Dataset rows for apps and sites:
********

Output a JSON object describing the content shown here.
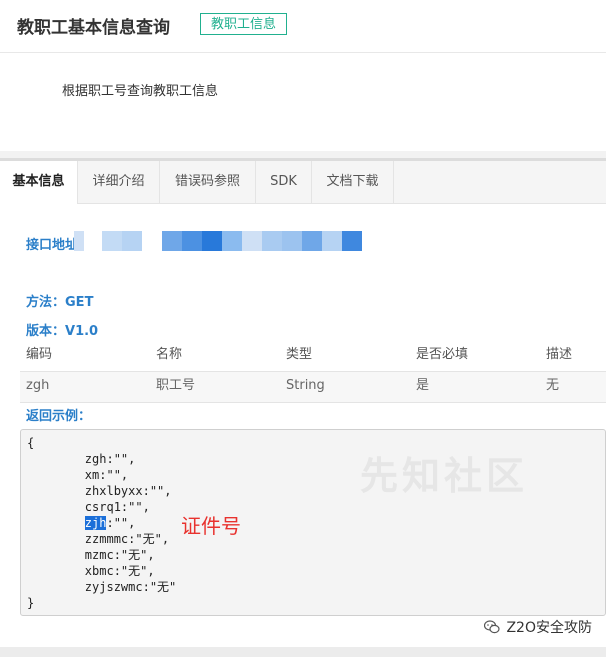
{
  "header": {
    "title": "教职工基本信息查询",
    "badge": "教职工信息"
  },
  "description": "根据职工号查询教职工信息",
  "tabs": [
    {
      "label": "基本信息",
      "active": true
    },
    {
      "label": "详细介绍",
      "active": false
    },
    {
      "label": "错误码参照",
      "active": false
    },
    {
      "label": "SDK",
      "active": false
    },
    {
      "label": "文档下载",
      "active": false
    }
  ],
  "api": {
    "address_label": "接口地址",
    "method_label": "方法：",
    "method_value": "GET",
    "version_label": "版本：",
    "version_value": "V1.0"
  },
  "params": {
    "columns": [
      "编码",
      "名称",
      "类型",
      "是否必填",
      "描述"
    ],
    "rows": [
      [
        "zgh",
        "职工号",
        "String",
        "是",
        "无"
      ]
    ]
  },
  "example": {
    "label": "返回示例：",
    "lines": [
      "{",
      "        zgh:\"\",",
      "        xm:\"\",",
      "        zhxlbyxx:\"\",",
      "        csrq1:\"\",",
      "        zjh:\"\",",
      "        zzmmmc:\"无\",",
      "        mzmc:\"无\",",
      "        xbmc:\"无\",",
      "        zyjszwmc:\"无\"",
      "}"
    ],
    "highlight_line_prefix": "        ",
    "highlight_text": "zjh",
    "highlight_rest": ":\"\","
  },
  "annotation": "证件号",
  "watermark": "先知社区",
  "brand": "Z2O安全攻防",
  "colors": {
    "accent_green": "#21b08f",
    "link_blue": "#2b7fc9",
    "highlight_blue": "#1b6fd9",
    "annotation_red": "#e8322e"
  }
}
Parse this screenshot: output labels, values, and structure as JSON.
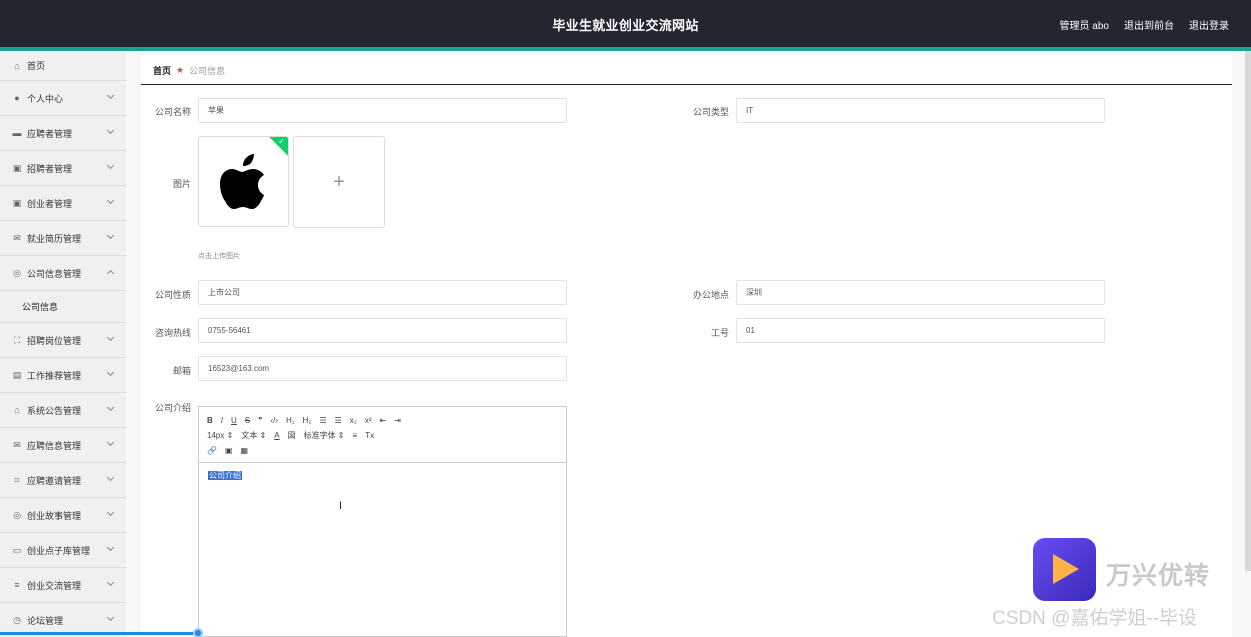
{
  "header": {
    "title": "毕业生就业创业交流网站",
    "nav": [
      "管理员 abo",
      "退出到前台",
      "退出登录"
    ]
  },
  "sidebar": {
    "items": [
      {
        "label": "首页",
        "icon": "home-icon",
        "chevron": false
      },
      {
        "label": "个人中心",
        "icon": "user-icon",
        "chevron": true
      },
      {
        "label": "应聘者管理",
        "icon": "monitor-icon",
        "chevron": true
      },
      {
        "label": "招聘者管理",
        "icon": "briefcase-icon",
        "chevron": true
      },
      {
        "label": "创业者管理",
        "icon": "briefcase-icon",
        "chevron": true
      },
      {
        "label": "就业简历管理",
        "icon": "mail-icon",
        "chevron": true
      },
      {
        "label": "公司信息管理",
        "icon": "compass-icon",
        "chevron": true,
        "expanded": true,
        "children": [
          "公司信息"
        ]
      },
      {
        "label": "招聘岗位管理",
        "icon": "expand-icon",
        "chevron": true
      },
      {
        "label": "工作推荐管理",
        "icon": "clipboard-icon",
        "chevron": true
      },
      {
        "label": "系统公告管理",
        "icon": "bank-icon",
        "chevron": true
      },
      {
        "label": "应聘信息管理",
        "icon": "envelope-icon",
        "chevron": true
      },
      {
        "label": "应聘邀请管理",
        "icon": "crop-icon",
        "chevron": true
      },
      {
        "label": "创业故事管理",
        "icon": "compass-icon",
        "chevron": true
      },
      {
        "label": "创业点子库管理",
        "icon": "chat-icon",
        "chevron": true
      },
      {
        "label": "创业交流管理",
        "icon": "menu-icon",
        "chevron": true
      },
      {
        "label": "论坛管理",
        "icon": "clock-icon",
        "chevron": true
      }
    ]
  },
  "breadcrumb": {
    "home": "首页",
    "current": "公司信息"
  },
  "form": {
    "company_name_label": "公司名称",
    "company_name": "苹果",
    "company_type_label": "公司类型",
    "company_type": "IT",
    "image_label": "图片",
    "upload_tip": "点击上传图片",
    "nature_label": "公司性质",
    "nature": "上市公司",
    "location_label": "办公地点",
    "location": "深圳",
    "hotline_label": "咨询热线",
    "hotline": "0755-56461",
    "job_no_label": "工号",
    "job_no": "01",
    "email_label": "邮箱",
    "email": "16523@163.com",
    "intro_label": "公司介绍",
    "intro_text": "公司介绍"
  },
  "editor": {
    "row1": [
      "B",
      "I",
      "U",
      "S",
      "❞",
      "‹/›",
      "H₁",
      "H₂",
      "☰",
      "☰",
      "x₂",
      "x²",
      "⇤",
      "⇥"
    ],
    "font_size": "14px",
    "text_style": "文本",
    "font_family": "标准字体",
    "color_btn": "A",
    "bg_btn": "図",
    "align_btn": "≡",
    "clear_btn": "Tx"
  },
  "watermark": {
    "brand": "万兴优转",
    "csdn": "CSDN @嘉佑学姐--毕设"
  }
}
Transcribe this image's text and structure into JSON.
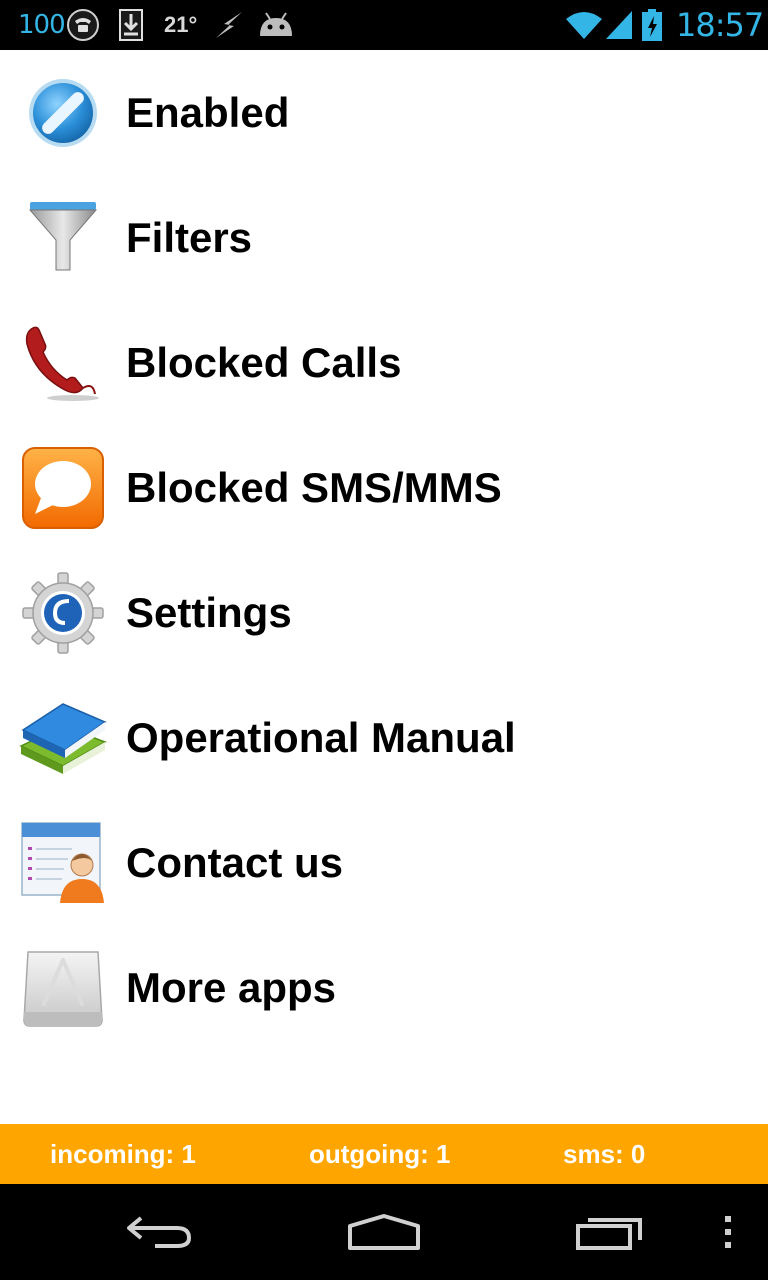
{
  "status_bar": {
    "battery_level": "100",
    "temperature": "21°",
    "time": "18:57",
    "accent_color": "#33b5e5",
    "icons": [
      "phone-icon",
      "download-icon",
      "flash-icon",
      "android-icon",
      "wifi-icon",
      "signal-icon",
      "battery-icon"
    ]
  },
  "menu": {
    "items": [
      {
        "label": "Enabled",
        "icon": "enabled-icon"
      },
      {
        "label": "Filters",
        "icon": "funnel-icon"
      },
      {
        "label": "Blocked Calls",
        "icon": "phone-handset-icon"
      },
      {
        "label": "Blocked SMS/MMS",
        "icon": "speech-bubble-icon"
      },
      {
        "label": "Settings",
        "icon": "gear-icon"
      },
      {
        "label": "Operational Manual",
        "icon": "books-icon"
      },
      {
        "label": "Contact us",
        "icon": "contact-card-icon"
      },
      {
        "label": "More apps",
        "icon": "app-store-icon"
      }
    ]
  },
  "counters": {
    "incoming": "incoming: 1",
    "outgoing": "outgoing: 1",
    "sms": "sms: 0",
    "background_color": "#ffa500"
  },
  "nav_bar": {
    "icons": [
      "back-icon",
      "home-icon",
      "recent-apps-icon",
      "overflow-menu-icon"
    ]
  }
}
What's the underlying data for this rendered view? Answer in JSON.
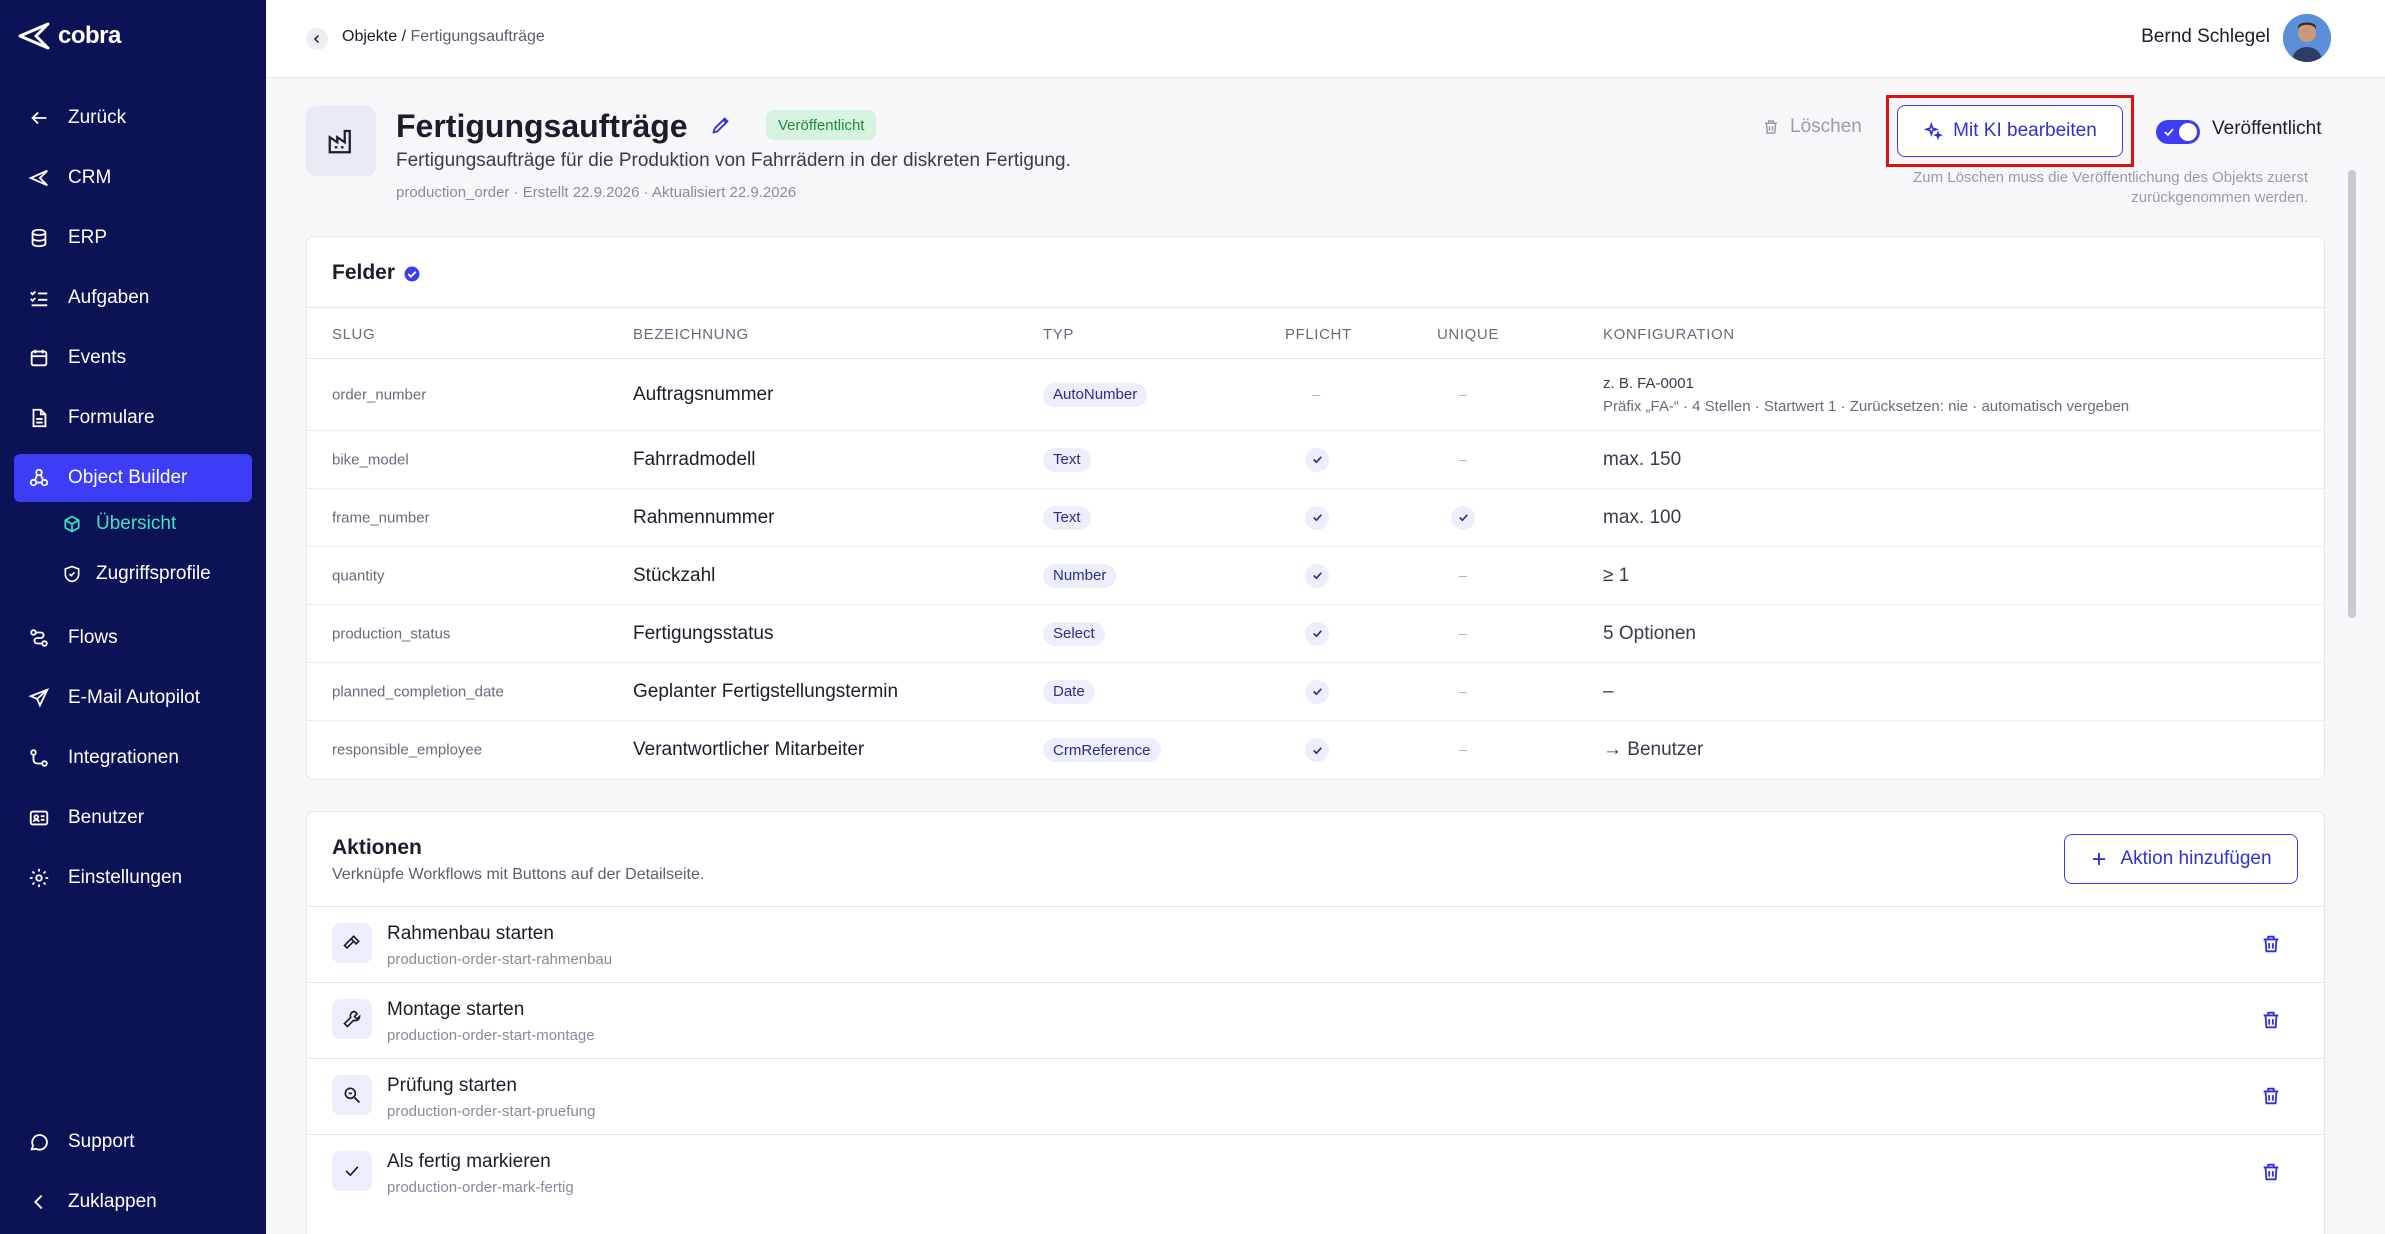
{
  "brand": {
    "name": "cobra"
  },
  "sidebar": {
    "items": [
      {
        "label": "Zurück",
        "icon": "arrow-left-icon"
      },
      {
        "label": "CRM",
        "icon": "crm-icon"
      },
      {
        "label": "ERP",
        "icon": "database-icon"
      },
      {
        "label": "Aufgaben",
        "icon": "list-check-icon"
      },
      {
        "label": "Events",
        "icon": "calendar-icon"
      },
      {
        "label": "Formulare",
        "icon": "file-icon"
      },
      {
        "label": "Object Builder",
        "icon": "object-builder-icon"
      },
      {
        "label": "Flows",
        "icon": "flows-icon"
      },
      {
        "label": "E-Mail Autopilot",
        "icon": "send-icon"
      },
      {
        "label": "Integrationen",
        "icon": "integrations-icon"
      },
      {
        "label": "Benutzer",
        "icon": "id-card-icon"
      },
      {
        "label": "Einstellungen",
        "icon": "gear-icon"
      }
    ],
    "sub_items": [
      {
        "label": "Übersicht",
        "icon": "cube-icon"
      },
      {
        "label": "Zugriffsprofile",
        "icon": "shield-icon"
      }
    ],
    "support_label": "Support",
    "collapse_label": "Zuklappen"
  },
  "header": {
    "breadcrumb_root": "Objekte",
    "breadcrumb_sep": " / ",
    "breadcrumb_current": "Fertigungsaufträge",
    "user_name": "Bernd Schlegel"
  },
  "object": {
    "title": "Fertigungsaufträge",
    "status_badge": "Veröffentlicht",
    "description": "Fertigungsaufträge für die Produktion von Fahrrädern in der diskreten Fertigung.",
    "meta": "production_order · Erstellt 22.9.2026 · Aktualisiert 22.9.2026",
    "delete_label": "Löschen",
    "ki_label": "Mit KI bearbeiten",
    "toggle_label": "Veröffentlicht",
    "delete_hint": "Zum Löschen muss die Veröffentlichung des Objekts zuerst zurückgenommen werden."
  },
  "fields": {
    "title": "Felder",
    "columns": [
      "SLUG",
      "BEZEICHNUNG",
      "TYP",
      "PFLICHT",
      "UNIQUE",
      "KONFIGURATION"
    ],
    "dash": "–",
    "rows": [
      {
        "slug": "order_number",
        "label": "Auftragsnummer",
        "type": "AutoNumber",
        "pflicht": false,
        "unique": false,
        "config_line1": "z. B. FA-0001",
        "config_line2": "Präfix „FA-“ · 4 Stellen · Startwert 1 · Zurücksetzen: nie · automatisch vergeben"
      },
      {
        "slug": "bike_model",
        "label": "Fahrradmodell",
        "type": "Text",
        "pflicht": true,
        "unique": false,
        "config": "max. 150"
      },
      {
        "slug": "frame_number",
        "label": "Rahmennummer",
        "type": "Text",
        "pflicht": true,
        "unique": true,
        "config": "max. 100"
      },
      {
        "slug": "quantity",
        "label": "Stückzahl",
        "type": "Number",
        "pflicht": true,
        "unique": false,
        "config": "≥ 1"
      },
      {
        "slug": "production_status",
        "label": "Fertigungsstatus",
        "type": "Select",
        "pflicht": true,
        "unique": false,
        "config": "5 Optionen"
      },
      {
        "slug": "planned_completion_date",
        "label": "Geplanter Fertigstellungstermin",
        "type": "Date",
        "pflicht": true,
        "unique": false,
        "config": "–"
      },
      {
        "slug": "responsible_employee",
        "label": "Verantwortlicher Mitarbeiter",
        "type": "CrmReference",
        "pflicht": true,
        "unique": false,
        "config": "→ Benutzer"
      }
    ]
  },
  "actions": {
    "title": "Aktionen",
    "subtitle": "Verknüpfe Workflows mit Buttons auf der Detailseite.",
    "add_label": "Aktion hinzufügen",
    "items": [
      {
        "name": "Rahmenbau starten",
        "slug": "production-order-start-rahmenbau",
        "icon": "hammer-icon"
      },
      {
        "name": "Montage starten",
        "slug": "production-order-start-montage",
        "icon": "wrench-icon"
      },
      {
        "name": "Prüfung starten",
        "slug": "production-order-start-pruefung",
        "icon": "zoom-search-icon"
      },
      {
        "name": "Als fertig markieren",
        "slug": "production-order-mark-fertig",
        "icon": "check-icon"
      }
    ]
  },
  "colors": {
    "sidebar_bg": "#0c1256",
    "accent": "#3d3df5",
    "active_sub": "#3de3c8",
    "highlight": "#e01010"
  }
}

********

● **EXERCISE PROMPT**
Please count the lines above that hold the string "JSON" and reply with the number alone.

● **WRITTEN SOLUTION**
4